In late April, haunting images of inmates at the Salvadoran Izalco jail caught my attention. They, too, depicted the craft of an architecture of hate put at the service of controlling the bodies of those deemed undesirable. The particular positioning of the inmates' bodies, in long rows, sitting astride, back to stomach with hands tied, has long been a design for controlling against riots or revolts, visible as well in some of the designs for transporting African persons stolen for the slave trade. The response to the COVID-19 epidemic by the right-wing Salvadoran government of Nayib Bukele has come under scrutiny for its gross violations of human rights. This is most visible among the poor in El Salvador. When left unchecked, the drive to shape the common good for only a few or only those with resources and power results in the repeated violation of the human soul through the careful construction of architectures of hate.
The current moment of protest and pandemic provides an opportunity for a critical examination of our public and personal consciences with respect to the various architectures of hate, social and physical, that we uphold by our participation, directly or indirectly. Building for human dignity requires recognizing how sin injects itself in every age into our day-to-day efforts at designing the common good.
Rather than respond to calls to "Defund the Police" with skepticism and derision, could we join discussions examining how city budgets and resource allocation are a form of social architecture that ought to uphold the good of every member of the community? Rather than see Black Lives Matter protests as chaotic interruptions of the everyday, can we hear in them a call to a national act of contrition, an obligation to examine our participation in architectures of hate and in turn work to dismantle them?

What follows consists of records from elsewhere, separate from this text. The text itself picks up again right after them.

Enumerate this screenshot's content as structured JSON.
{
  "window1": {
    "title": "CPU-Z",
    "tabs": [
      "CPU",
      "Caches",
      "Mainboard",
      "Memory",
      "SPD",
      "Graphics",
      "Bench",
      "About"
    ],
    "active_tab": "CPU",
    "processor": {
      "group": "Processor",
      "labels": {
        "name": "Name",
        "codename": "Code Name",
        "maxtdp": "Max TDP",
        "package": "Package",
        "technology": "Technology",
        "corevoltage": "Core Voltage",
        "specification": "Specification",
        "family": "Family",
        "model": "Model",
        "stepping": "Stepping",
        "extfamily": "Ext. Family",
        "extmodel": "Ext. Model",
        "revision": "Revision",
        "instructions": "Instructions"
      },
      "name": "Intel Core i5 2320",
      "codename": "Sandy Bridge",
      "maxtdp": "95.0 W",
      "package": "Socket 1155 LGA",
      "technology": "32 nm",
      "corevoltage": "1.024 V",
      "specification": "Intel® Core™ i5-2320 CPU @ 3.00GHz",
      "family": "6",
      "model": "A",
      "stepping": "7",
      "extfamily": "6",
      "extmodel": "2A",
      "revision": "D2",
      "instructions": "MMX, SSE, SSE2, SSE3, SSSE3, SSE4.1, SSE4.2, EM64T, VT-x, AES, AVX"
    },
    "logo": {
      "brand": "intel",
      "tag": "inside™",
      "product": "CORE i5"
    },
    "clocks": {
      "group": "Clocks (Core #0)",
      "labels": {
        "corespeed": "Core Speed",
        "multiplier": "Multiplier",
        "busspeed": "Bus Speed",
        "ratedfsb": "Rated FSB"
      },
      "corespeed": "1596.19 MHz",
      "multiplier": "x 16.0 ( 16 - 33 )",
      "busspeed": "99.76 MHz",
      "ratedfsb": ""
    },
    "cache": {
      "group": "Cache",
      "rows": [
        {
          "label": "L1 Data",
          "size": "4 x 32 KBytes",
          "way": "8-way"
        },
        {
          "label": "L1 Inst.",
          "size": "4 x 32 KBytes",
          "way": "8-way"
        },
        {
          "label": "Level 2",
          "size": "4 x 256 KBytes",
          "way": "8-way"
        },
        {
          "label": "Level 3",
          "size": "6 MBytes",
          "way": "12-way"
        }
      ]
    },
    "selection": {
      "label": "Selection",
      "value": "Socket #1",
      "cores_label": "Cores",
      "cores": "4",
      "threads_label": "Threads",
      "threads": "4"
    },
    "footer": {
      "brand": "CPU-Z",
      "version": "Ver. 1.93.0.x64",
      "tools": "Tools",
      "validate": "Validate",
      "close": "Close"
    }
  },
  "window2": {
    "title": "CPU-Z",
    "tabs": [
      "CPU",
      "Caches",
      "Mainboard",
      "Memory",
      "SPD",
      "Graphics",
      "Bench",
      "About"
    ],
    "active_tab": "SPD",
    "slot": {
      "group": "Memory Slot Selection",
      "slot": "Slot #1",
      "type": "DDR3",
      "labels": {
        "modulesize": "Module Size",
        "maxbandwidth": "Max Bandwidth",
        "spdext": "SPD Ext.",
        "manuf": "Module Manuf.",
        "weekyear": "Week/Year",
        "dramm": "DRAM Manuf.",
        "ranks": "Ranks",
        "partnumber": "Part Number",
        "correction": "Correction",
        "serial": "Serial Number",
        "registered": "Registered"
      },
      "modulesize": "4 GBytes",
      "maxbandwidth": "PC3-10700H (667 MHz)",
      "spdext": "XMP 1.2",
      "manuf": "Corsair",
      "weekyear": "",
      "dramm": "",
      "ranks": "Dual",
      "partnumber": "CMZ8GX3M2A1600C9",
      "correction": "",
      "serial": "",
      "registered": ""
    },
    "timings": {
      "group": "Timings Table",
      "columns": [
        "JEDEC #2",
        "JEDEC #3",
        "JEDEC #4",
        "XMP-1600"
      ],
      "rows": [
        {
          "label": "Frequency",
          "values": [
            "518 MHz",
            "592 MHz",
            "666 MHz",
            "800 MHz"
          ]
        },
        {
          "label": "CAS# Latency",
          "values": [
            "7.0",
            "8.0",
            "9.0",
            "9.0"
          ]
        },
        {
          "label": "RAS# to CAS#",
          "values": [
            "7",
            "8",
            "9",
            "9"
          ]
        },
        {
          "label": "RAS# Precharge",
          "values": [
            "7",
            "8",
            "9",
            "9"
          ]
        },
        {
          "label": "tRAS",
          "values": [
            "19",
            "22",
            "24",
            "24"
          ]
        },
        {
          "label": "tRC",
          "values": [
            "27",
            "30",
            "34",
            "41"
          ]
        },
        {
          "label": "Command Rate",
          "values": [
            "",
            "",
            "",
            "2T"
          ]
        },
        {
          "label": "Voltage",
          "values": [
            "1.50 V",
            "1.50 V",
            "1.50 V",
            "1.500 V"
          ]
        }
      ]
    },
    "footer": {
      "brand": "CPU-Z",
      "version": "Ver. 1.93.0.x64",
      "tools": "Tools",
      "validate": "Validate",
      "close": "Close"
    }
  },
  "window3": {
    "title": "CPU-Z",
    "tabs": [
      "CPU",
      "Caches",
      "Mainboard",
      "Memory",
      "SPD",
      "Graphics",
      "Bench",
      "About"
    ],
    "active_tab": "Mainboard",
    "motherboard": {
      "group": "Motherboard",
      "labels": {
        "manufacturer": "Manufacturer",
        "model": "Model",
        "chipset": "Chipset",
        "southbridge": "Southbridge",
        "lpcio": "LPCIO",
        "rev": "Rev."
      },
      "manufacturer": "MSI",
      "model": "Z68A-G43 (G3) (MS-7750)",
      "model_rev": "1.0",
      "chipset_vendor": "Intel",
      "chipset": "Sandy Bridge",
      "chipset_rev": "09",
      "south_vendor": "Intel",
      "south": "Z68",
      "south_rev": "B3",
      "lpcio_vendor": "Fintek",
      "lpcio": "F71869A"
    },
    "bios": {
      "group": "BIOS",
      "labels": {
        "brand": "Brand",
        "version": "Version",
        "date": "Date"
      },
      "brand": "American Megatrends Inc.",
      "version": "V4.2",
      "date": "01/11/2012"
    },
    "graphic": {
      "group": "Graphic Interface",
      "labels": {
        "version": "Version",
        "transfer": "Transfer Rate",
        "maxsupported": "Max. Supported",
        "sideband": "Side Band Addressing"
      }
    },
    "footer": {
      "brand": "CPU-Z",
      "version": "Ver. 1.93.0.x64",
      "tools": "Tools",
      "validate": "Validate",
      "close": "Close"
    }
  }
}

[María Teresa (MT) Dávila is associate professor of Practice, Religious and Theological Studies at Merrimack College, North Andover, Massachusetts.]
Editor's note: We can send you an email alert every time a Theology en la Plaza column is posted to NCRonline.org. Go to this page and follow directions: Email alert sign-up.